The easiest way to build an elegant interface is to build an interface that doesn't appear to be an interface at all, which means the easiest interface to turn a spreadsheet into a code is an interface where you appear to just turn a spreadsheet into another spreadsheet.
At this point we have a consistent pattern of code which our data should result in, and a simple interface to capture it. Hopefully it's obvious where this is going: the last and final step was an ERB template and code to use it.
Running this code against the spreadsheet in your Rails app's DB will produce objects that look like this:
(One detail I didn't go into: the system knows to capture variables identified
$like_this$in the spreadsheet and turn them into options hash retrieval in the
So there you have it - a complete workflow and a robust solution all in one. You get a spreadsheet from the business analytics team, you copy it into your code generator Rails app's spreadsheet, running on your local machine, and you plug the files that Rails app generates into the server-side Rails app you're developing. Then you edit a few controllers, maybe write a few helper methods, and you're good to go.
You might wonder why, if I'm storing all this information in a database anyway, I didn't just make one Omniture control app to sit on a server and operate as a Web service, rather than building a code generator to run on developers' local machines.
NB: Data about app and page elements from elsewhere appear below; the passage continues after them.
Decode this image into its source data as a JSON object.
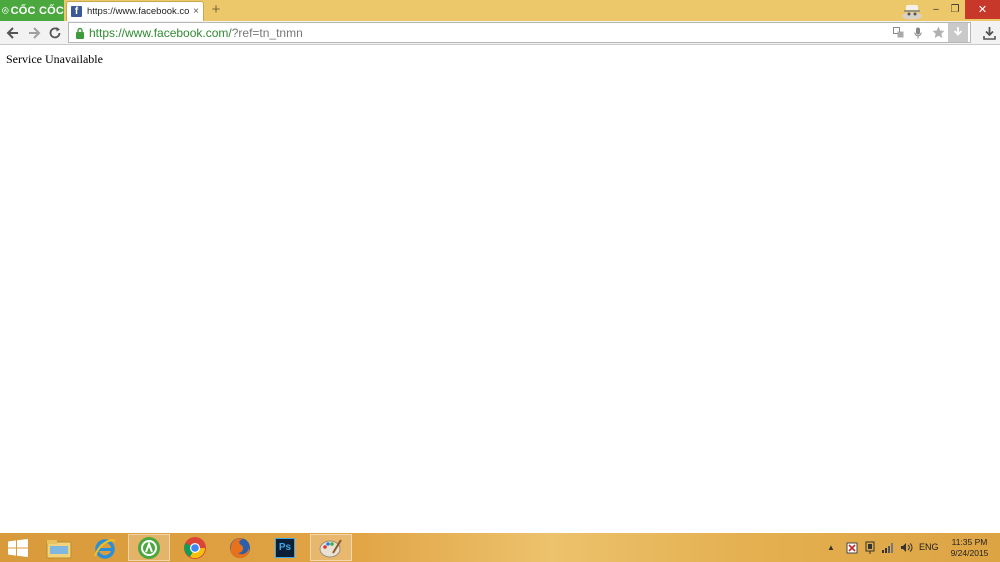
{
  "browser": {
    "brand": "CỐC CỐC",
    "tab": {
      "title": "https://www.facebook.com/?ref=tn_tnmn",
      "favicon": "facebook-icon",
      "close": "×"
    },
    "new_tab": "+",
    "window_controls": {
      "minimize": "–",
      "maximize": "❐",
      "close": "✕"
    },
    "toolbar": {
      "url_host": "https://www.facebook.com/",
      "url_path": "?ref=tn_tnmn",
      "omnibox_icons": [
        "translate-icon",
        "mic-icon",
        "star-icon",
        "download-arrow-icon"
      ]
    }
  },
  "page": {
    "message": "Service Unavailable"
  },
  "taskbar": {
    "pinned": [
      "file-explorer-icon",
      "internet-explorer-icon",
      "coccoc-icon",
      "chrome-icon",
      "firefox-icon",
      "photoshop-icon",
      "paint-icon"
    ],
    "photoshop_label": "Ps",
    "tray": {
      "chevron": "▲",
      "icons": [
        "flag-icon",
        "network-adapter-icon",
        "signal-bars-icon",
        "volume-icon"
      ],
      "language": "ENG",
      "time": "11:35 PM",
      "date": "9/24/2015"
    }
  },
  "colors": {
    "titlebar": "#ecc86a",
    "brand": "#4aa83f",
    "close_button": "#c7382a",
    "url_host": "#2f8a2f",
    "taskbar": "#e1a445"
  }
}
The answer's in the economics. Centralizing the information in a Web service makes it expensive to change; many things would be dependent on such a system and the overall effect would reduce flexibility. Dropping it on a developers' local machine means the app becomes a throwaway app, and if it needs to change later, it can. The reasons were economic from another perspective as well: working with the separate corporate team in charge of servers adds some overhead, while creating a DB in MySQL on your local box is a two-minute task. You always get more leverage when you make essential operations cheap.
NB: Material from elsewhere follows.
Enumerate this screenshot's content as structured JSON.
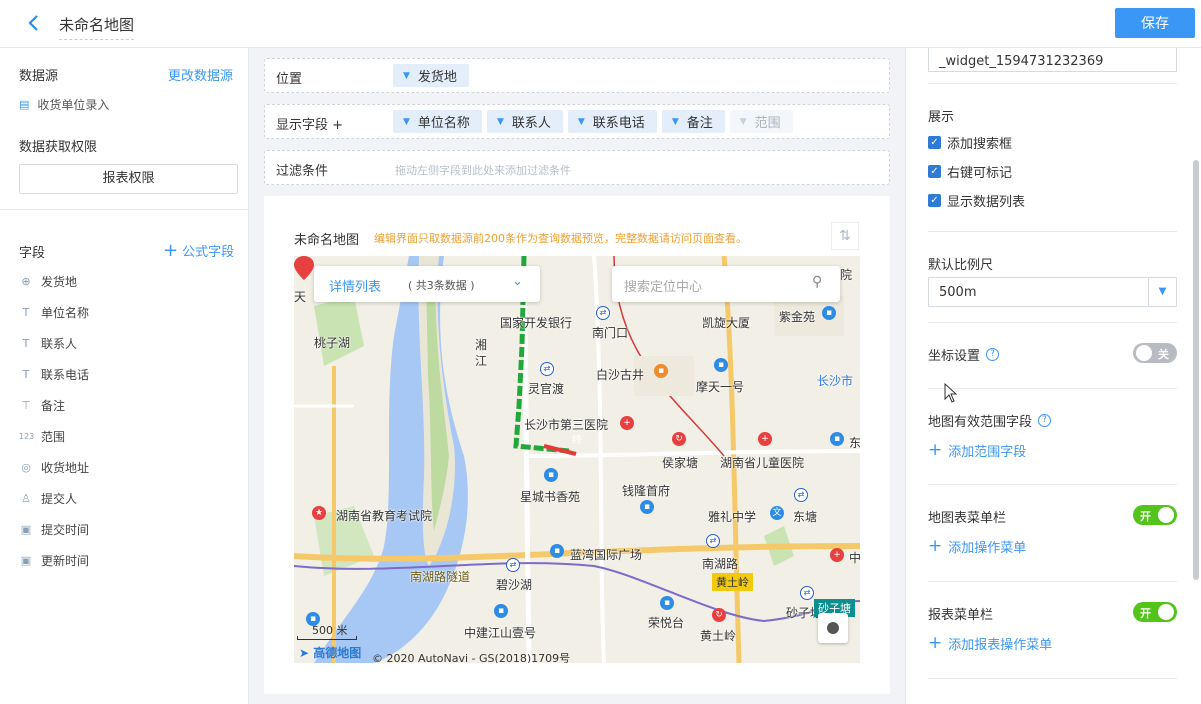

In fact, this kind of organizational overhead is a motivator in the design of the user interface as well, and in the choice of code generation as a strategy. Previously, for a programmer to implement Omniture integration on this company's various web apps, the developer had to understand Omniture integration. However, although understanding is generally a valuable thing, in this context it's a serious waste of time and money. Omniture integration is highly specialized knowledge. It doesn't extrapolate or generalize to anything else Rails developers do; due to its proprietary nature, it can change unpredictably; and it may or may not be useful in future for the types of jobs Rails developers want to have. For many developers, there's zero value in understanding this information, and there's actually a similar downside to the corporation as a whole for the Rails developers to attempt to understand this information, since any developer who does so will come to their own slightly distinct conclusions about it, which means they'll clutter the code base with countless variations on the same basic semantics.
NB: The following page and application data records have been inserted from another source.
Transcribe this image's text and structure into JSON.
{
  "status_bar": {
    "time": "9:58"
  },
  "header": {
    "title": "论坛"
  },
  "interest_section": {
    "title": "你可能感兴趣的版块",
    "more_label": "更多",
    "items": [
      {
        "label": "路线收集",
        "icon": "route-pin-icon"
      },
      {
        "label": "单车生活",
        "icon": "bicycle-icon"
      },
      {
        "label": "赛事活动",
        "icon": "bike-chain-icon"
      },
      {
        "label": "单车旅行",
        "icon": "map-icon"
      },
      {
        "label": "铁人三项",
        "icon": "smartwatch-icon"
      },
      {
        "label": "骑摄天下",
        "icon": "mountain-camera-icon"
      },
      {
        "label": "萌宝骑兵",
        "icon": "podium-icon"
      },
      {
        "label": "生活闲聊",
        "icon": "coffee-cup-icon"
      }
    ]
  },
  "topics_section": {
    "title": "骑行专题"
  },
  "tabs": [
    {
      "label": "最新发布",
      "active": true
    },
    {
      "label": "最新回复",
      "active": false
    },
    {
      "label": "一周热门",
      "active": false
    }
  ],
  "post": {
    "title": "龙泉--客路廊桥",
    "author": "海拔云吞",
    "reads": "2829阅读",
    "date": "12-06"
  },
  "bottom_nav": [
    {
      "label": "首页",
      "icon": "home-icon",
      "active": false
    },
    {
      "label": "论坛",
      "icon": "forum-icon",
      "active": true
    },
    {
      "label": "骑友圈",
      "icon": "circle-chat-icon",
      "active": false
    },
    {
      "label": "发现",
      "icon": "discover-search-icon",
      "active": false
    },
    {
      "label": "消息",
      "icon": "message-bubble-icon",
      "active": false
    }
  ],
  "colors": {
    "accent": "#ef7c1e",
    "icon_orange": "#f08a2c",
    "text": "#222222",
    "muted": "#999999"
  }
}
Code generation gives you terrific advantages in productivity. Meetings waste everyone's time, so streamlining corporate processes makes life smoother for everyone. Mind-numbing repetition is for computers to handle, and when a corporation gives you mind-numbingly repetitive programming tasks, the correct response is not just to do those tasks, but also to write a program to do those tasks for you, so that nobody will ever have to do those tasks by hand ever again, even if those tasks are in fact programming tasks. This is what metaprogramming really means.
Why write programs when you can write programmers?